stampede


stampede
I UK [stæmˈpiːd] / US [ˌstæmˈpɪd] verb
Word forms "stampede":
present tense I/you/we/they stampede he/she/it stampedes present participle stampeding past tense stampeded past participle stampeded
1) [intransitive/transitive] if a group of animals or people stampede, they all start to run in a very fast uncontrolled way because they are frightened or excited
2) [transitive] to force someone to do something without giving them the chance to think about it
stampede someone into (doing) something:

Don't let them stampede you into anything – make up your own mind.


II UK [stæmˈpiːd] / US [ˌstæmˈpɪd] noun [countable]
Word forms "stampede":
singular stampede plural stampedes
1) a situation in which a group of people or animals all start to run in a very fast uncontrolled way because they are frightened or excited
2) a situation in which a lot of people all try to do something at the same time

The news led to a stampede by investors trying to sell their stocks.


English dictionary. 2014.

Synonyms:
(as of horses from fright)


Look at other dictionaries:

  • Stampede — Stam*pede (st[a^]m*p[=e]d ), n. [Sp. estampida (in America) a stampede, estampido a crackling, akin to estampar to stamp, of German origin.

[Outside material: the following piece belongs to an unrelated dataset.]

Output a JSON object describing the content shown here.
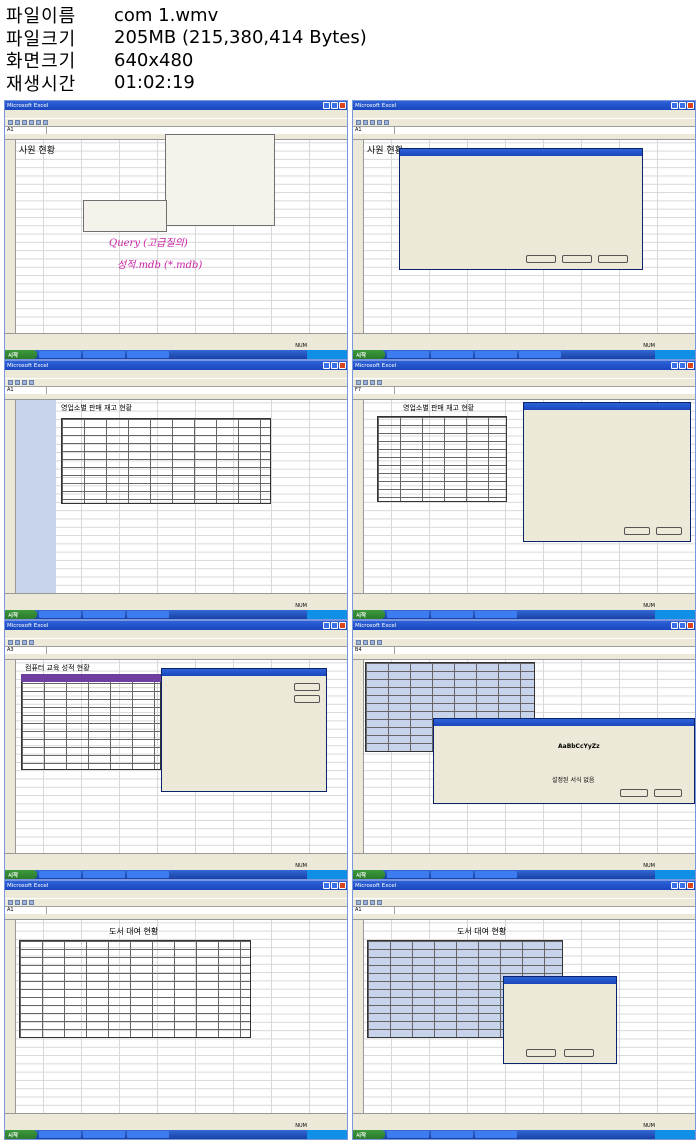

See {Stamp}, v. t.] 1. A wild, headlong scamper, or running away, of a number of animals; usually caused… …   The Collaborative International Dictionary of English

  • Stampede — Álbum de Hellyeah Publicación 13 de julio de 2010 Grabación 2009 Género(s) Heavy metal Hard rock Southern rock …   Wikipedia Español

  • stampede — ☆ stampede [stam pēd′ ] n. [AmSp estampida < Sp, a crash, uproar < estampar, to stamp < Gmc * stampjan,STAMP] 1. a sudden, headlong running away of a group of frightened animals, esp. horses or cattle 2. a confused, headlong rush or… …   English World dictionary

  • stampede — ► NOUN 1) a sudden panicked rush of a number of horses, cattle, etc. 2) a sudden rapid movement or reaction of a mass of people due to interest or panic. ► VERB ▪ take part or cause to take part in a stampede. DERIVATIVES stampeder noun. ORIGIN… …   English terms dictionary

  • Stampede — Stam*pede (st[a^]m*p[=e]d ), v. i. To run away in a panic; said of droves of cattle, horses, etc., also of armies. [1913 Webster] …   The Collaborative International Dictionary of English

  • Stampede — Stam*pede , v. t. To disperse by causing sudden fright, as a herd or drove of animals. [1913 Webster] …   The Collaborative International Dictionary of English

  • stampede — index panic Burton s Legal Thesaurus. William C. Burton. 2006 …   Law dictionary

  • stampede — (n.) 1828, from Mex.Sp. estampida, from Sp., an uproar, from estamper to stamp, press, pound, from the same Germanic root that yielded English STAMP (Cf. stamp) (v.). The verb is from 1823. Related: Stampeded; stampeding. The political sense is… …   Etymology dictionary

  • stampede — [n] rush of animals charge, chase, crash, dash, flight, fling, hurry, panic, rout, run, scattering, shoot, smash, tear; concept 152 …   New thesaurus

  • Stampede — For other uses, see Stampede (disambiguation). Herdwick sheep stampeding in Cumbria. A stampede is an act of mass impulse among herd animals or a crowd of people in which the herd (or crowd) collectively begins running with no clear direction or… …   Wikipedia